In a county of just 27,000 people, every vote counts. Last time around, Peach County stood as a bellwether for the entire state. Trump took 50.3 percent of the vote, almost perfectly matched his performance statewide, 50.4 percent. In 2018, Republican Brian Kemp scored 52 percent of the vote in his bid for governor, beating out Democrat Stacey Abrams by just under 500 votes.
8. Washington County, MN
Former Gov. Tim Pawlenty (R) said, “President Trump has already transformed rural politics in his favor, so increasing support from suburban voters will be key to the outcome of the election.”
Analysis: Minnesota represents one of a small number of states that voted for Clinton in 2016 that presents Trump with a chance to expand his map in 2020. If he wants to win here, he must carry Washington County, along the border with Wisconsin.
The first white settlers arrived along the banks of the St. Croix River to log its rich forests. In 1838, early residents in Stillwater, the county seat, formally petitioned Congress to create a new state called Minnesota. Today, its residents are more likely to commute to the booming Twin Cities. A fifth of its residents have moved in since 2000, blending its rural roots with exurban sprawl.
Washington County voted twice for George W. Bush, then twice for Obama. Clinton carried Washington County by just 1.8 percentage points, almost exactly the margin by which she carried Minnesota as a whole.
9. Hillsborough County, NH
Hillary Clinton won New Hampshire by 3,000 votes. In Hillsborough County, however, Trump won by 500 votes. Approximately 25% of the state’s voters live in this county. GOP strategist Mike Dennehy said, “Hillsborough tends to represent the state in terms of electoral outcomes.”

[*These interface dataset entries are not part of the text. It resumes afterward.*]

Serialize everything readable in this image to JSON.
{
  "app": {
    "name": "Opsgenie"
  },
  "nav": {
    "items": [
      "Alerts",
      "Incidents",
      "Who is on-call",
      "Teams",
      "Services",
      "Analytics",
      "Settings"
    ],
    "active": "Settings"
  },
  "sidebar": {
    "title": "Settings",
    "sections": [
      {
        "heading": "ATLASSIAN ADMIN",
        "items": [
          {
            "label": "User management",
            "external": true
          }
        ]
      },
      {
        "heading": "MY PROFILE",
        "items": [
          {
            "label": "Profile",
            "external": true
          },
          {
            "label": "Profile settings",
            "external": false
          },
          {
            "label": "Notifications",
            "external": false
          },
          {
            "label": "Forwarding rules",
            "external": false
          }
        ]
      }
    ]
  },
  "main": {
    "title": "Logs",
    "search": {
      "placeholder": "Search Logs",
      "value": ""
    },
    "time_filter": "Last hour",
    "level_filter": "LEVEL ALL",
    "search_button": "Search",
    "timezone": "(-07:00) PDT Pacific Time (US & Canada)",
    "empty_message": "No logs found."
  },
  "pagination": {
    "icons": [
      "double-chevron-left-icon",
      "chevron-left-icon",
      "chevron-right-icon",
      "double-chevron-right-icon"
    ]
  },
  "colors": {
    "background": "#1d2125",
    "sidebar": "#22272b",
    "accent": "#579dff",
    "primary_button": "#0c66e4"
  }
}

Analysis: Hillsborough was a historically Republican county, dating back to the 19th century. But party affiliations have changed as more Bostonians move north and commute back to the city; Obama won Hillsborough twice.
And while Trump won narrowly in 2016, there are signs of serious discontent. The 2018 midterm elections wiped out many Hillsborough members of the state legislature; today, Democrats hold two-thirds of the state House districts in the county.

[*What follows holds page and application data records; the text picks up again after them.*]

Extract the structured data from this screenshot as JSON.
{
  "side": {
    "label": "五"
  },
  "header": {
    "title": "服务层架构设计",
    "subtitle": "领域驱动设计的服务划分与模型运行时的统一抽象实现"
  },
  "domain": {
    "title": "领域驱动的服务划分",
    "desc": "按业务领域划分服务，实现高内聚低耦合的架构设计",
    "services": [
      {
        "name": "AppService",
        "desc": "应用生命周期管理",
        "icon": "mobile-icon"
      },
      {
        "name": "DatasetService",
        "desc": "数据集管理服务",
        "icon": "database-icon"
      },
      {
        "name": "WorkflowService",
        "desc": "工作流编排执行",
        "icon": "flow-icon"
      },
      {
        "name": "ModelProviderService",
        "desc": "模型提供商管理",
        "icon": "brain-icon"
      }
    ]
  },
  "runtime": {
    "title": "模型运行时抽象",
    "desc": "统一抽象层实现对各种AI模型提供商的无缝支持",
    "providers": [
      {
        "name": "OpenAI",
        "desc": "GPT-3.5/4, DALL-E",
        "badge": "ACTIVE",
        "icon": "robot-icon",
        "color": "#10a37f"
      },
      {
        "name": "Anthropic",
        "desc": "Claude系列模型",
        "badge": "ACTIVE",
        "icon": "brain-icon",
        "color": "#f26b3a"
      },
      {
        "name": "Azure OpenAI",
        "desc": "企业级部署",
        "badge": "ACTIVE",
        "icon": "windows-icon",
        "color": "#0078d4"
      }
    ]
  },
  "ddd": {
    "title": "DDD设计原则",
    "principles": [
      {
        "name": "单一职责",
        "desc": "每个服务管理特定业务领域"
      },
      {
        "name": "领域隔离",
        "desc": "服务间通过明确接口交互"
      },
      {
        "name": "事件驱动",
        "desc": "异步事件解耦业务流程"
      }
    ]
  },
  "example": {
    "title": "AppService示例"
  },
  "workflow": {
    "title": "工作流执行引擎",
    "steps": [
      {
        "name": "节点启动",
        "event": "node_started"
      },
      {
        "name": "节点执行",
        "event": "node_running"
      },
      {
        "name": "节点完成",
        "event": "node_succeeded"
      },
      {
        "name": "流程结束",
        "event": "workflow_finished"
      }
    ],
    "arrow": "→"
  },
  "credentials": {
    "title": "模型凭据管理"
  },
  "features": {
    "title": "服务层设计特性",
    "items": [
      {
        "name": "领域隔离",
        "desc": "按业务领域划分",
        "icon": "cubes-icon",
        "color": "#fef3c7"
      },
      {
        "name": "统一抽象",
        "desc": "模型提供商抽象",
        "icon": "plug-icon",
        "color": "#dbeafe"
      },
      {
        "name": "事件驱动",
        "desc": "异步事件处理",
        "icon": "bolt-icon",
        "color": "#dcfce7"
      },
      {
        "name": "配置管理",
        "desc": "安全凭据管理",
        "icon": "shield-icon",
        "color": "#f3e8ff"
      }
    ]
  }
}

10. Lincoln County, ME
“Lincoln County reflects many of today’s most fraught political dividing lines all in one, and all well-balanced. For two centuries it has been a working-class hub, home of shipbuilding industries and the lobster fisheries that give Maine its distinctive contribution to American cuisine,” said Maine-based journalist Colin Woodard.
He added that, “At the same time, its picturesque islands and landscapes have made it a longtime tourism destination, from the Gilded Age to today. A mix of working class fishermen, deep-pocketed retirees (both liberal and conservative) and tourism-dependent workers and business owners, partisan political contests are highly contested at almost every level, from town councils and the state legislature to Congress and the presidency.”

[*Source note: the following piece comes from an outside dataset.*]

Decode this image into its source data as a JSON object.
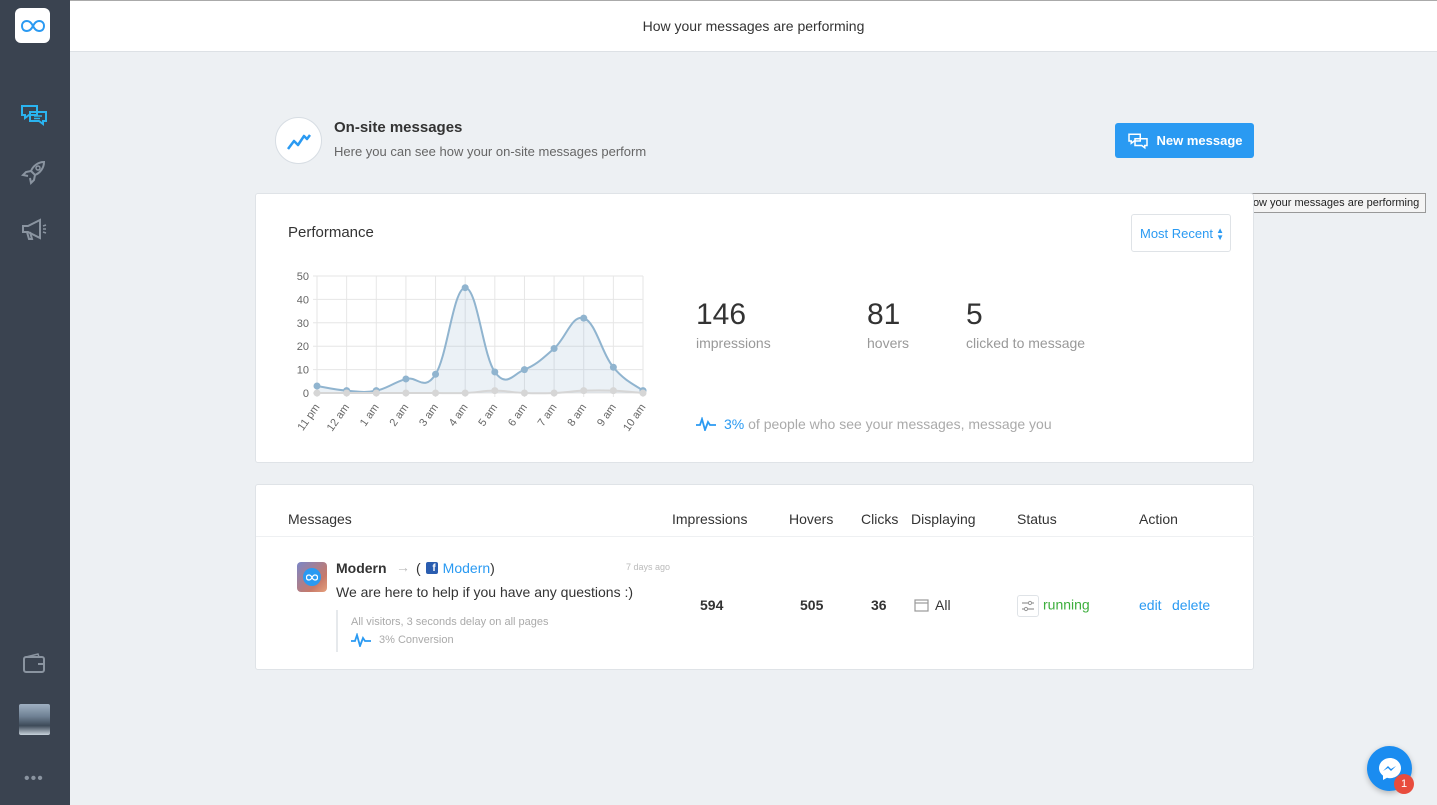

Analysis: Those rival factions fought to a near draw in 2016. Clinton won Lincoln County, 47.6 percent to 45.2 percent — nearly identical to her 2-point win in the popular vote. If Trump keeps his blue-collar base, or if ancestral Republicans break against him and cost him the White House, Lincoln County will be the microcosm through which to view the 2020 outcome.
Though there seems to be movement to the left in many of these counties, it will be interesting to see if traditional Democrats are willing to support any of the far left candidates (outside of Biden) who are currently competing for the nomination. All of the counties on this list are comprised of working-class, middle-class Americans who might not quite be ready for open borders, free health care for illegals, late-term abortions or the rest of the new policies favored by the left. It’s disheartening to think that conservative or moderate Democrats might be ready to take the leap into socialism.
If any one of the Democratic candidates currently running should win the presidency, the United States, as we’ve known it, will be gone. And I hope that voters understand that.